Members of the NRMLA executive staff met with Karin Hill, Director of the Office of Single Family Program Development and other staff members at the Department of Housing and Urban Development (HUD) to discuss the financial assessment of HECM borrowers and other issues related to the program.
In conjunction with discussing the potential financial assessment of HECM borrower's ability to maintain their tax and insurance payment obligations, NRMLA Executive Vice President Steve Irwin submitted a letter to Director Hill that detailed the organization's recommendation on the structure of the assessment.
NRMLA expressed ongoing support for the concept of a rule that will require lenders to perform a financial assessment of HECM applicants, prior to both approval and closing. The assessment should determine the borrower's capacity for making their homeowner tax and insurance payments. For borrowers who do not meet minimum criteria, lenders should be permitted to mandate set asides for taxes and insurance, and/or limit the borrower's payment plan option.
The minimum standard NRMLA proposes that lenders document the borrower's debt-to-cash flow ratio that would result from the completing the HECM loan. Borrower's with a 50% or lower ratio, would be given a pass and require no further evaluation. Borrower's with a ratio exceeding 50% would then require further assessment to determine the best option for ensuring that the borrower's obligations are maintained.
A borrower who does not pass the ratio test, lenders would then need to evaluate the borrower's history of delinquencies related to property charges. Those with a positive history of making their payments could then be required to accept a term or modified term payment plan sufficient to supplement their income to reach the 50% standard. Those with a history of delinquencies related to property charges would then be required to have a set aside sufficient to pay the property taxes for the estimated life expectancy of the youngest borrower as detailed in the TALC.

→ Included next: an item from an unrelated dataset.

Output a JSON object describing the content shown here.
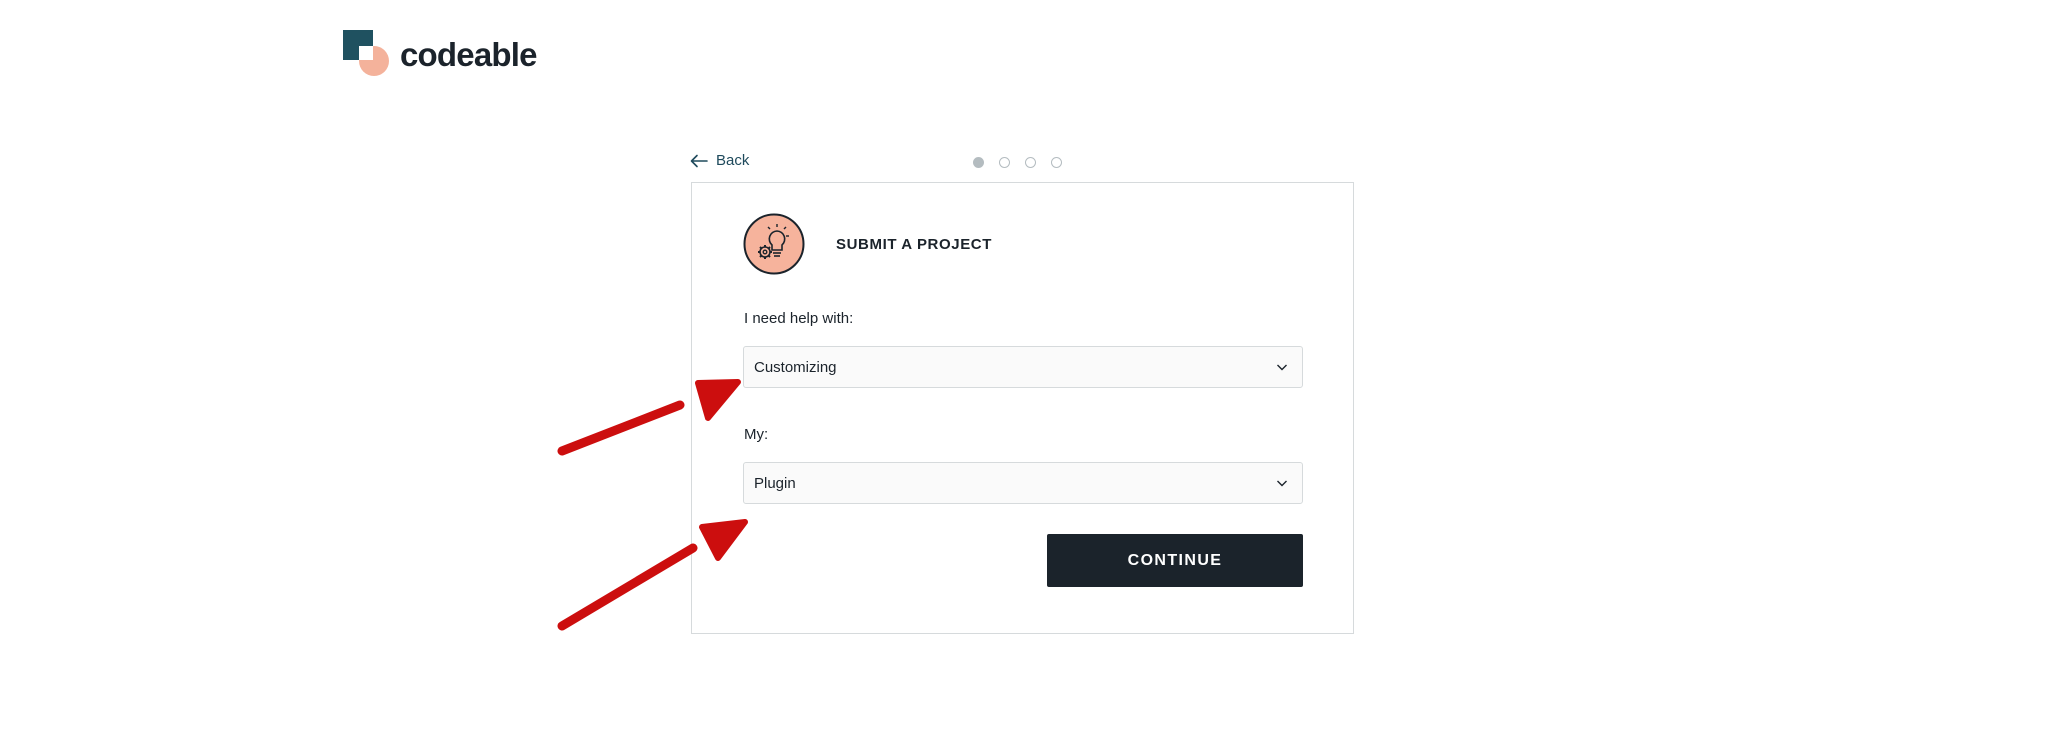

Additionally, lenders would be given the ability to decline a loan should they determine that the borrower, even with the HECM proceeds, does not have the financial capacity to sustain their payment obligations.
In order to compensation for the additional time required to perform the financial assessment, NRMLA recommends that lenders be allowed to charge a reasonable and customary underwriting fee not to exceed $500.

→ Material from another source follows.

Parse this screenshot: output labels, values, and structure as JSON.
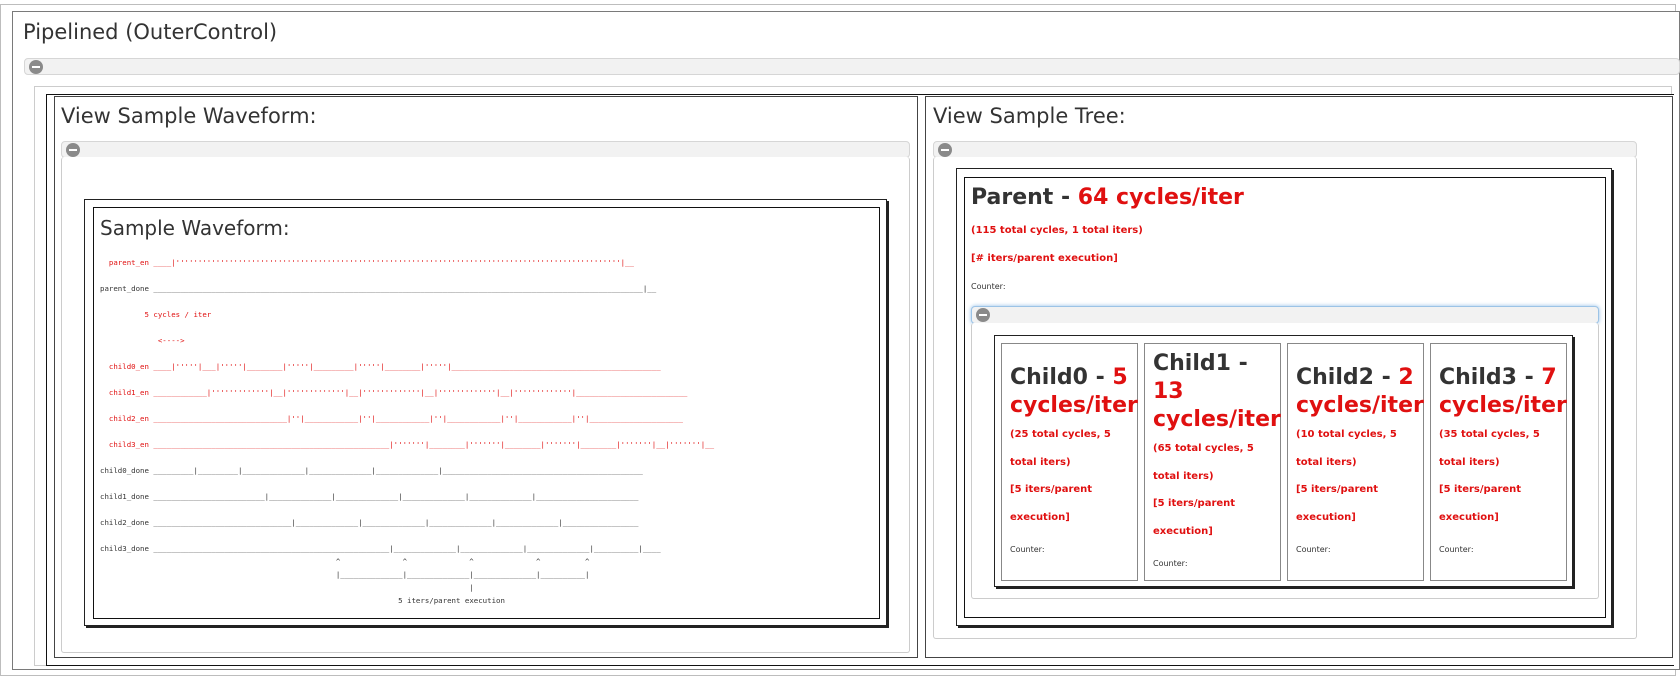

This proposal represents the most detailed information provided regarding a potential rule for the financial assessment of a HECM borrower's ability to maintain their property tax and insurance obligations. The goal is to mitigate credit risk and stress on the FHA insurance fund related to tax and insurance defaults. HUD has yet to set a timetable for issuing new rules regarding this issue and whether such a rule change would require legislative action to amend the HECM statute.